At Hong Kong Airport, passengers were able to check in for flights again on Tuesday morning, but normal operations were not restored. On the previous day, the airport authority had canceled all flights after pro-democracy protests had occupied the main terminal of the airport. By the morning, most demonstrators had left the terminals, with only about 50 activists still waiting in the building.
The website of the airport said in the morning that the flight plan would be rescheduled, some flights would be affected by the rescheduling. Cathay Pacific said that about 200 flights had been canceled and that the company would only make a limited number of take-offs and landings.

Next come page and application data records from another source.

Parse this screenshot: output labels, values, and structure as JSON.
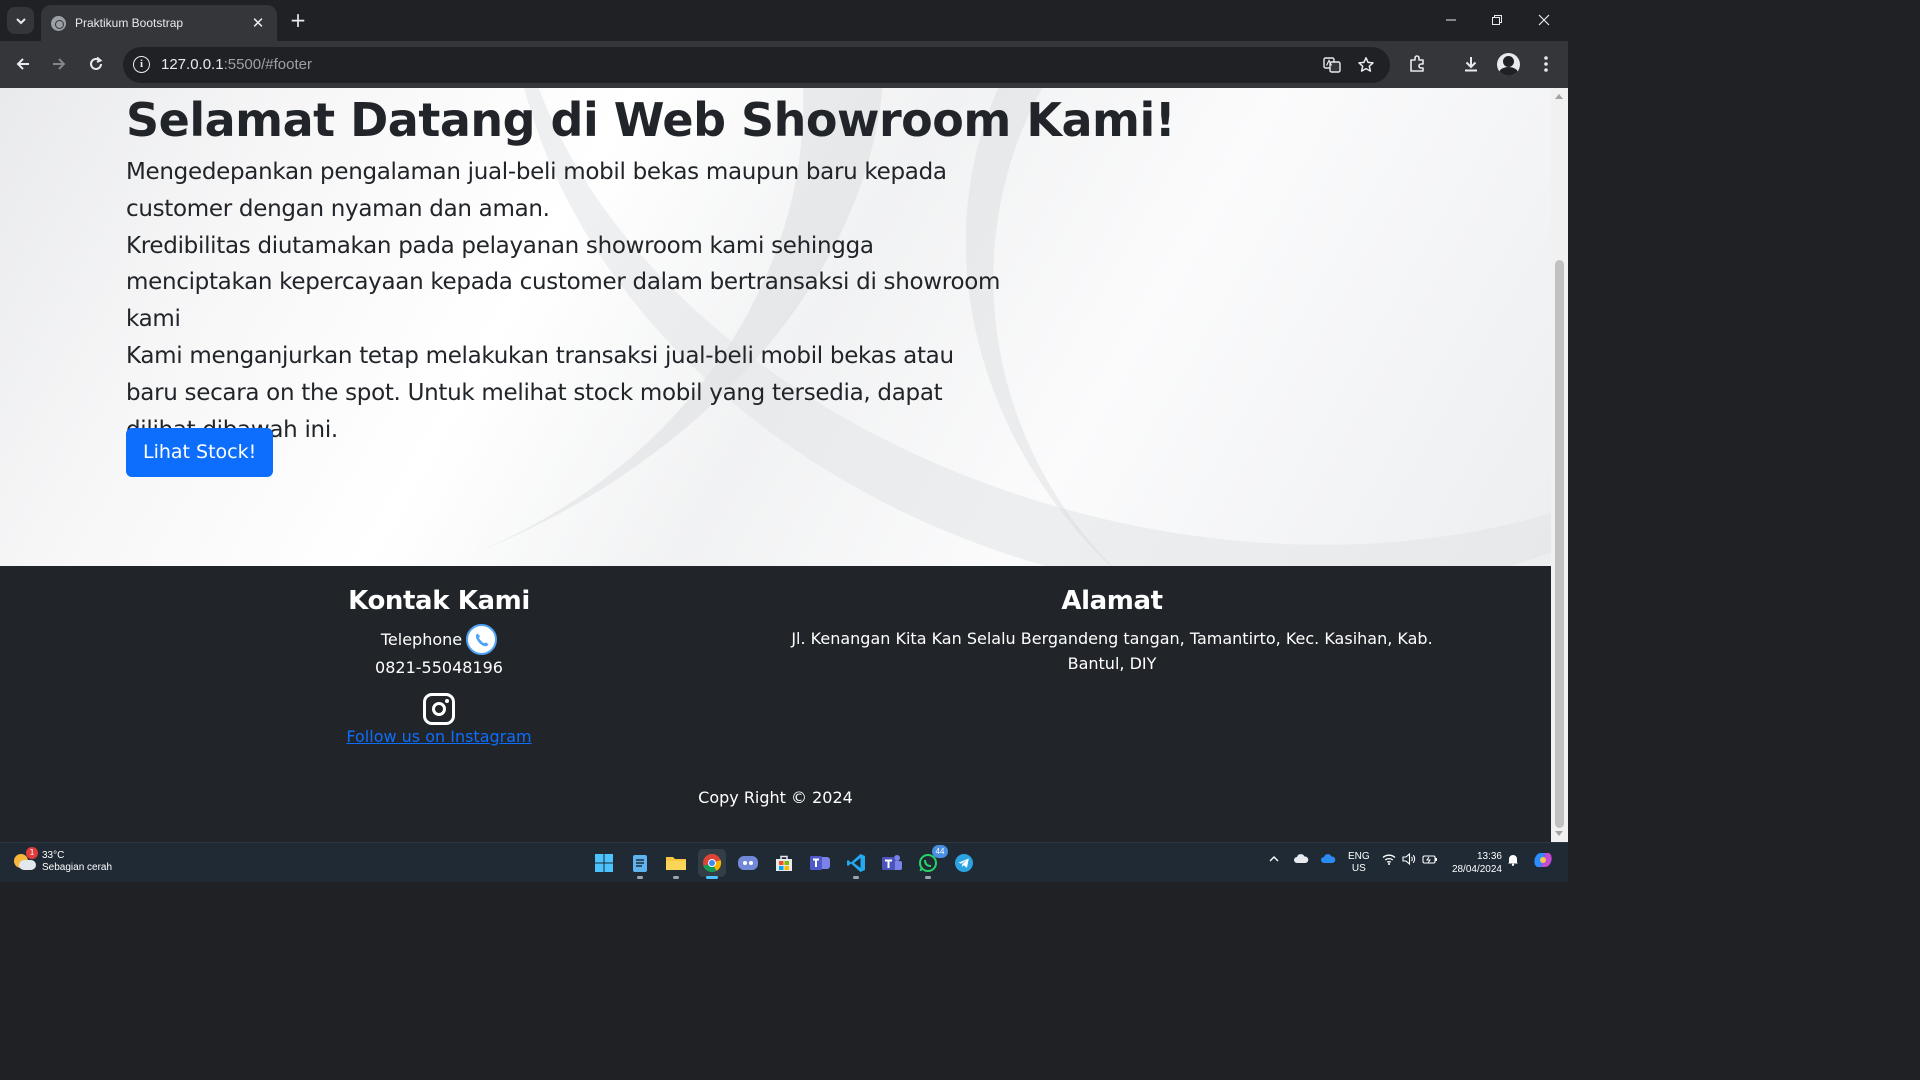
{
  "browser": {
    "tab_title": "Praktikum Bootstrap",
    "new_tab_symbol": "+",
    "url_host": "127.0.0.1",
    "url_rest": ":5500/#footer"
  },
  "hero": {
    "title": "Selamat Datang di Web Showroom Kami!",
    "paragraphs": [
      "Mengedepankan pengalaman jual-beli mobil bekas maupun baru kepada customer dengan nyaman dan aman.",
      "Kredibilitas diutamakan pada pelayanan showroom kami sehingga menciptakan kepercayaan kepada customer dalam bertransaksi di showroom kami",
      "Kami menganjurkan tetap melakukan transaksi jual-beli mobil bekas atau baru secara on the spot. Untuk melihat stock mobil yang tersedia, dapat dilihat dibawah ini."
    ],
    "button_label": "Lihat Stock!"
  },
  "footer": {
    "contact_heading": "Kontak Kami",
    "telephone_label": "Telephone",
    "telephone_number": "0821-55048196",
    "instagram_link": "Follow us on Instagram",
    "address_heading": "Alamat",
    "address_text": "Jl. Kenangan Kita Kan Selalu Bergandeng tangan, Tamantirto, Kec. Kasihan, Kab. Bantul, DIY",
    "copyright": "Copy Right © 2024"
  },
  "taskbar": {
    "weather_temp": "33°C",
    "weather_desc": "Sebagian cerah",
    "weather_badge": "1",
    "whatsapp_badge": "44",
    "lang_line1": "ENG",
    "lang_line2": "US",
    "time": "13:36",
    "date": "28/04/2024",
    "apps": [
      "windows-start",
      "notepad",
      "file-explorer",
      "chrome",
      "discord",
      "microsoft-store",
      "teams",
      "vscode",
      "teams-classic",
      "whatsapp",
      "telegram"
    ]
  },
  "colors": {
    "primary_button": "#0d6efd",
    "footer_bg": "#212529",
    "link": "#0d6efd",
    "chrome_dark": "#202124",
    "taskbar_bg": "#1f2a34"
  }
}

According to authorities, 5,000 people in the airport protested against police violence and the government. They accuse the security forces of using increasingly violent and disproportionate methods against demonstrators. At the airport, activists posted signs saying "Hong Kong is not safe" and "Shame on the police". They also showed pictures of policemen who had used batons and tear gas against the protesters. The airport administration then canceled all flights for the remainder of the afternoon in the afternoon.
USA urge restraint
Hong Kong has protested again and again for two months, and there have been several clashes between demonstrators and the police. A week ago, the demonstrations reached a climax with a general strike.
The trigger for the demonstrations was a bill to extradite suspected criminals to China. Prime Minister Carrie Lam has meanwhile declared the law to be "dead". However, the demonstrations have since developed into a broader anti-government movement and police crackdown. Many people also fear increasing influence of Beijing and demand democratic reforms.
The central government in Beijing is outraged by the protests. She recently tightened her warnings to the demonstrators and said the protest movement was pointing out "signs of terrorism."
The US government called on the parties to the conflict in the Chinese Special Administrative Region on Monday to restraint. "The United States urges all sides to refrain from violence," said a senior government official in Washington. "Societies help it the most when different political views are respected and can be expressed freely and peacefully."